Events

Seminar by Dr. Hanna Lee

The risks of changing cryospheric environments on nature and society

Cryosphere is where water is in its solid form. The cryosphere is changing faster than global mean under current and future warming scenarios and has great consequences to the feedback cycles of global climate. Among them, permafrost exists on land and is the only cryospheric environment where people live. Thawing permafrost, therefore, has risks to existing human infrastructure as well as lives of people depending on the landscape. I will present ongoing and future research topics at NORCE Climate related to cryospheric research.

Jasmine - Seminar Room (1010), 10th floor, M Building

Seminar by Dr. Øyvind Paasche

How can we tell how glaciers vary over time?

Mountain glaciers are still abundant in high-latitude, high-altitude areas on Earth. Their presence in the landscape, and dynamic behaviour, are intimately linked to the local climate. From observations we know that relatively minor shifts in temperature and precipitation are quickly manifested in the mass balance budget of the glacier, which can result in a glacier advance or retreat. Glaciers are consequently among the most trusted indicators of global climate change and therefore a valued proxy.

Jasmine - Seminar Room (1010), 10th floor, M Building

Seminar by Prof. Tore Furevik

Strengthened linkages between Arctic and Asian in boreal winter

I will discuss recent and ongoing works on the warming of the Arctic in boreal winter, most pronounced in the northern Barents and Kara Seas, and its linkages to east asian climate. Coinciding with Arctic surface warm anomalies in recent decades (i.e., 1997–2017), the Siberian high has been significantly intensified. The East Asian jet stream expanded westward, and an apparent Rossby wave has propagated from the Arctic to East Asia, suggesting an atmospheric teleconnection between midlatitudes and Arctic.

Jasmine - Seminar Room (1010), 10th floor, M Building

Seminar by Dr. Yumin Moon
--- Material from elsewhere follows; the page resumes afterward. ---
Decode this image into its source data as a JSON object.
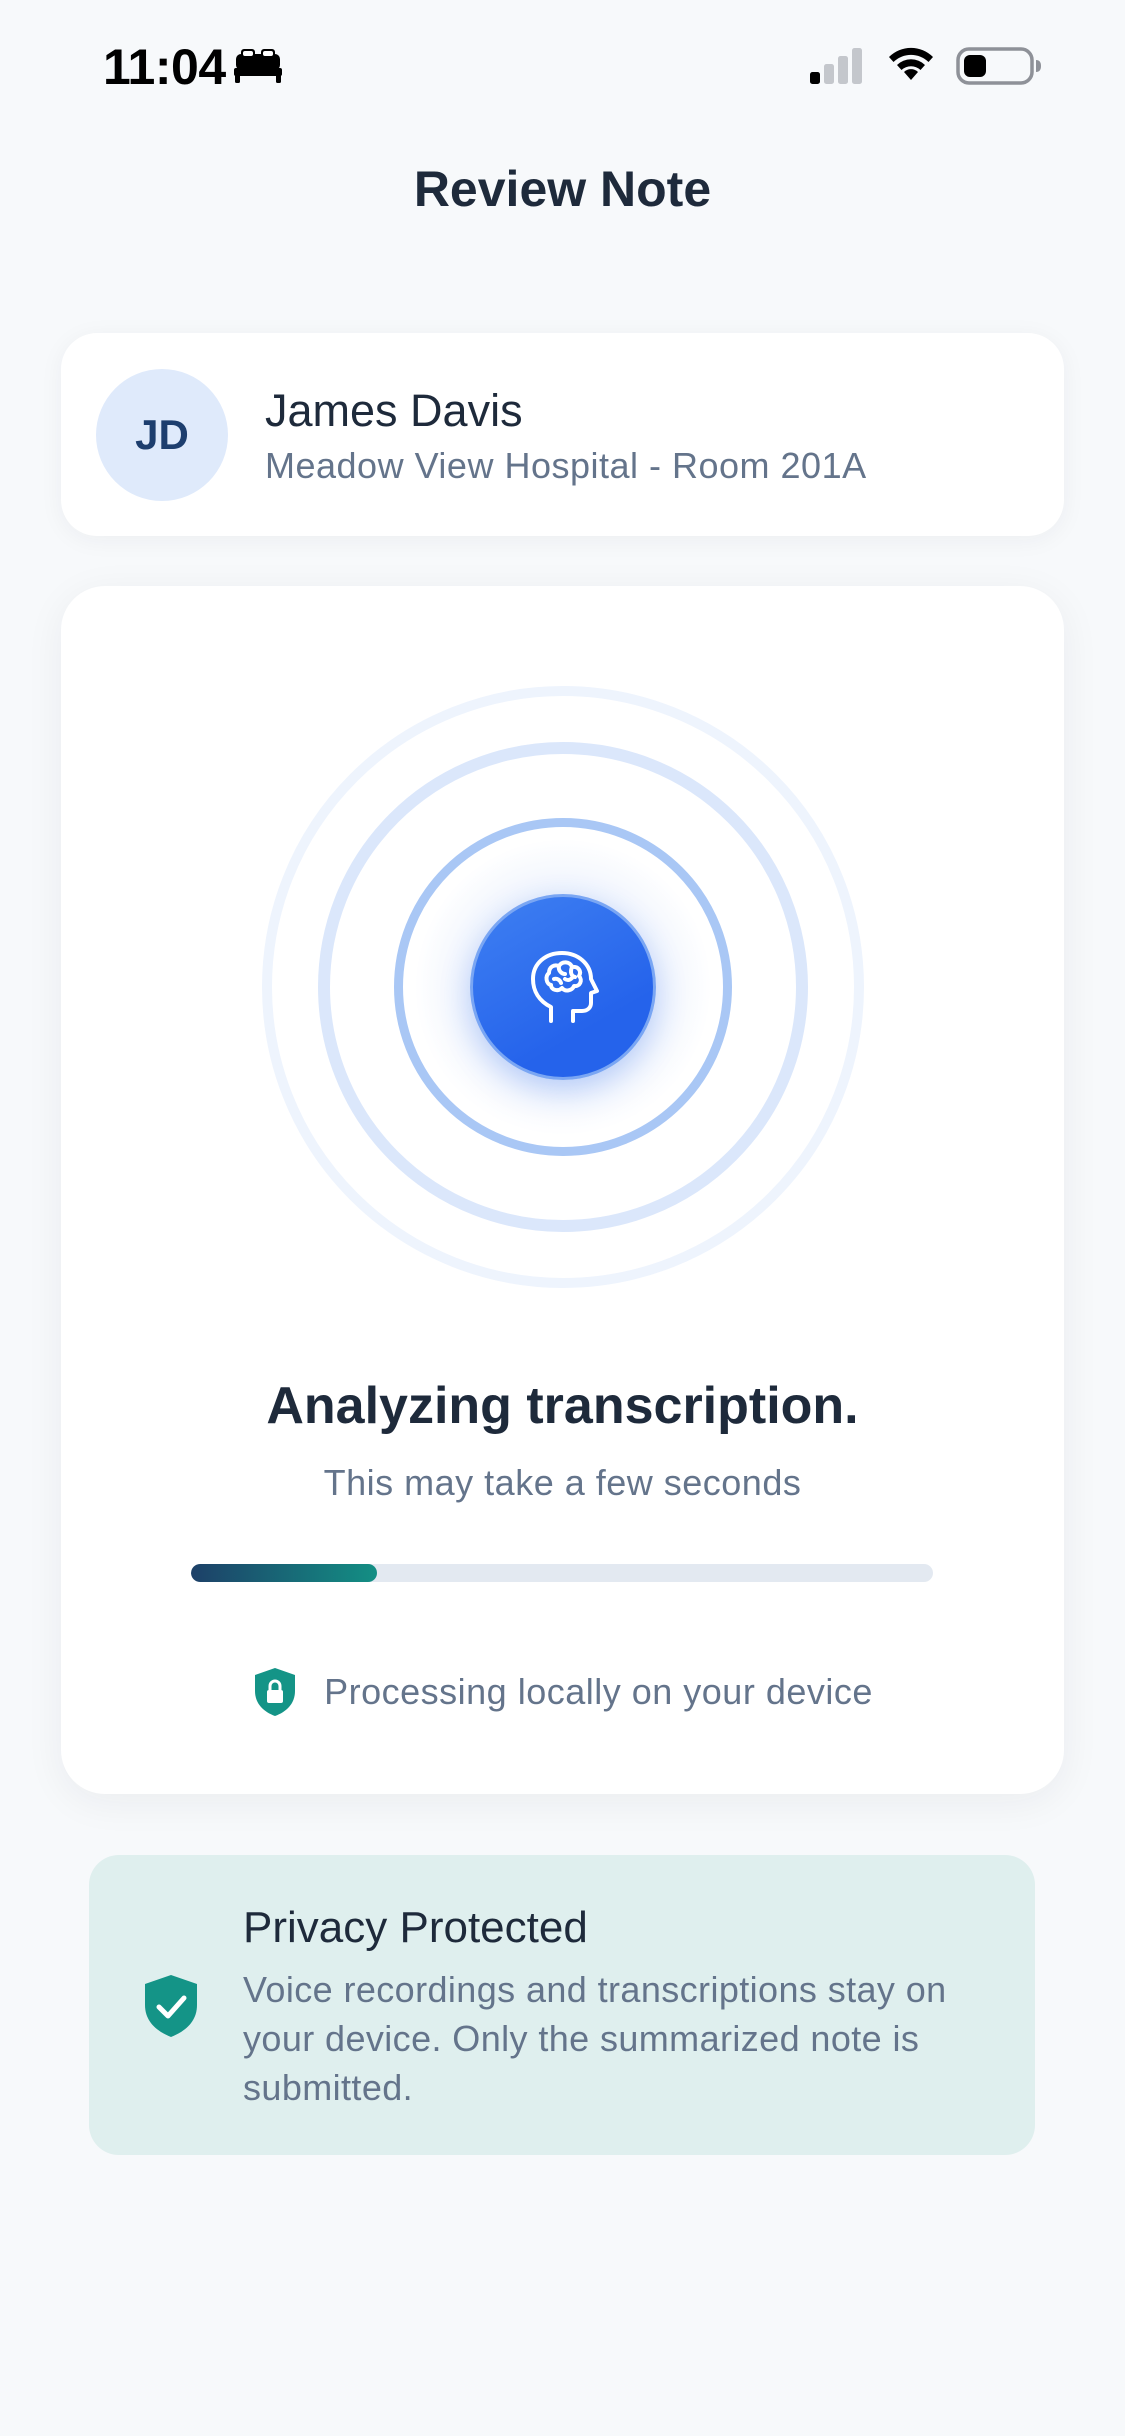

Process-oriented diagnostics of tropical cyclones in global climate models

Characteristics of tropical cyclones (TCs) in global climate models (GCMs) are known to be influenced by details in model configurations, including horizontal resolution and parameterization schemes. Understanding model-to-model differences in TC characteristics is one of the key prerequisites toward reducing uncertainty in future TC activity projections by GCMs. To better understand TC characteristics in GCMs, this study conducts process-level examinations of TC structures in eight different GCM simulations that span a range of horizontal resolutions from 1 to 0.25.

Jasmine - Seminar Room (1010), 10th floor, M Building
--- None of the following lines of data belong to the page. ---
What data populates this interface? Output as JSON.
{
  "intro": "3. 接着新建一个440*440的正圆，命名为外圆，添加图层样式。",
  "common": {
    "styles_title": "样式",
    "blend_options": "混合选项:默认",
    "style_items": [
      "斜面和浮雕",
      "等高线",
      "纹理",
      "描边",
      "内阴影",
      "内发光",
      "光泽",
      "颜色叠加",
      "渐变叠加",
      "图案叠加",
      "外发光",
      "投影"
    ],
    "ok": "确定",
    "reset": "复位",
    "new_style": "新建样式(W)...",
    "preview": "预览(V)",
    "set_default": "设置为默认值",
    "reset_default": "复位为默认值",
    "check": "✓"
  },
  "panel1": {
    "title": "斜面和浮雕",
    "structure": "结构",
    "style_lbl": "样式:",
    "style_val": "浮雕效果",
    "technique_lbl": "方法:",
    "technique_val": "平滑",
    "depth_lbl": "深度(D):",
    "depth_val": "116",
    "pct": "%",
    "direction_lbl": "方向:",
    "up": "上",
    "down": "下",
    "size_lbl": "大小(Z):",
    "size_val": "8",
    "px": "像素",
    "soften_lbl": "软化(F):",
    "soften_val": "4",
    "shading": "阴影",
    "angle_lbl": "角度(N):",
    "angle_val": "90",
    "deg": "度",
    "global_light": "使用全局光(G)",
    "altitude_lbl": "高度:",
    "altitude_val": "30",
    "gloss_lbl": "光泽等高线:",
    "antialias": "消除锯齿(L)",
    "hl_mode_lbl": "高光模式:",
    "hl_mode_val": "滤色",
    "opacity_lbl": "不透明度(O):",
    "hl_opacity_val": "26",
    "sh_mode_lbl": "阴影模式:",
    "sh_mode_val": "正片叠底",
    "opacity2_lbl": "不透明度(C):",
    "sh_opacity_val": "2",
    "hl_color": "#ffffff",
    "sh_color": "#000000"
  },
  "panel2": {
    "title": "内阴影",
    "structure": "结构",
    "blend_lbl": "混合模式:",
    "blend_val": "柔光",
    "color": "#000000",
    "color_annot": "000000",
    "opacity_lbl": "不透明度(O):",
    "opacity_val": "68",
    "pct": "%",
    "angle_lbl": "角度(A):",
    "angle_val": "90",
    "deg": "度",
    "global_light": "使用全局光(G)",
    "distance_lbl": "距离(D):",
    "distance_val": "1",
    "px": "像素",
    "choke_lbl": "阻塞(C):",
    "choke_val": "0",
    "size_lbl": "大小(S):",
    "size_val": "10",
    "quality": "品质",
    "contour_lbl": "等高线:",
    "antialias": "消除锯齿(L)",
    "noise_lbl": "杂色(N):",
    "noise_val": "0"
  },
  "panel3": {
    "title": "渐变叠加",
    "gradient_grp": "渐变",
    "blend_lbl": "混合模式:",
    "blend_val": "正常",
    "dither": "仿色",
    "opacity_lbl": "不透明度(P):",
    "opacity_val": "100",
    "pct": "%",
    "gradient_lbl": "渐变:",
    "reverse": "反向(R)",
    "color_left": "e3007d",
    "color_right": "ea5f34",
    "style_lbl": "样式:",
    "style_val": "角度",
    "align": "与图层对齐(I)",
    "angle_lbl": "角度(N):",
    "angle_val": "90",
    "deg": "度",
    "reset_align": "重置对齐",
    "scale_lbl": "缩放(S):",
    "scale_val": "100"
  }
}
Seminar by Dr. Megumi Chikamoto

Controlling calcium carbonate preservations during the Paleocene-Eocene Thermal Maximum

Megumi O. Chikamoto (University of Hawaii), Yoshi Chikamoto (Utah State University), Akira Oka (University of Tokyo), and Axel Timmermann (Pusan National University)

Jasmine - Seminar Room (1010), 10th floor, M Building

Seminar by Dr. Elena Xoplaki

Climate impacts and societal resilience in the Mediterranean of the last millennium;
the cases of medieval Byzantium and Ottoman Little Ice Age crisis

We address the possible causal relationships between climatic andsocio-economic change and assess the resilience of the medieval Byzantium and the Little Ice Age Ottoman Empire socio-economic systems in the context of climate change impacts.

Jasmine - Seminar Room (1010), 10th floor, M Building

Seminar by Prof. Young-Hyang Park

A key process of the nonstationary relationship between ENSO and the Western Pacific teleconnection pattern

There is intriguing nonstationary relationship between ENSO and the WP teleconnection pattern, with a regime-dependent interdecadal modulation of significant correlations for 1973-1987 (r = 0.68) and insignificant correlations for 1988-2002 (r = 0.14). The subject has nontrivial implications for ascertaining whether the WP is directly forced by ENSO or by midlatitude storm tracks-driven intrinsic processes.

Jasmine - Seminar Room (1010), 10th floor, M Building

Seminar by Prof. Juerg Luterbacher

New evidence on East Asian temperature and hydro-climatic variability over the past two millennia

Palaeoclimatic information provide fundamental means for the characterization of natural decadal to centennial time-scale changes and putting the recent anthropogenic warming in the long-term perspective. Here we present recent advancement in our physical and dynamical understanding of Asian summer temperature variations, trends and extremes over the past 2000 years.

Jasmine - Seminar Room (1010), 10th floor, M Building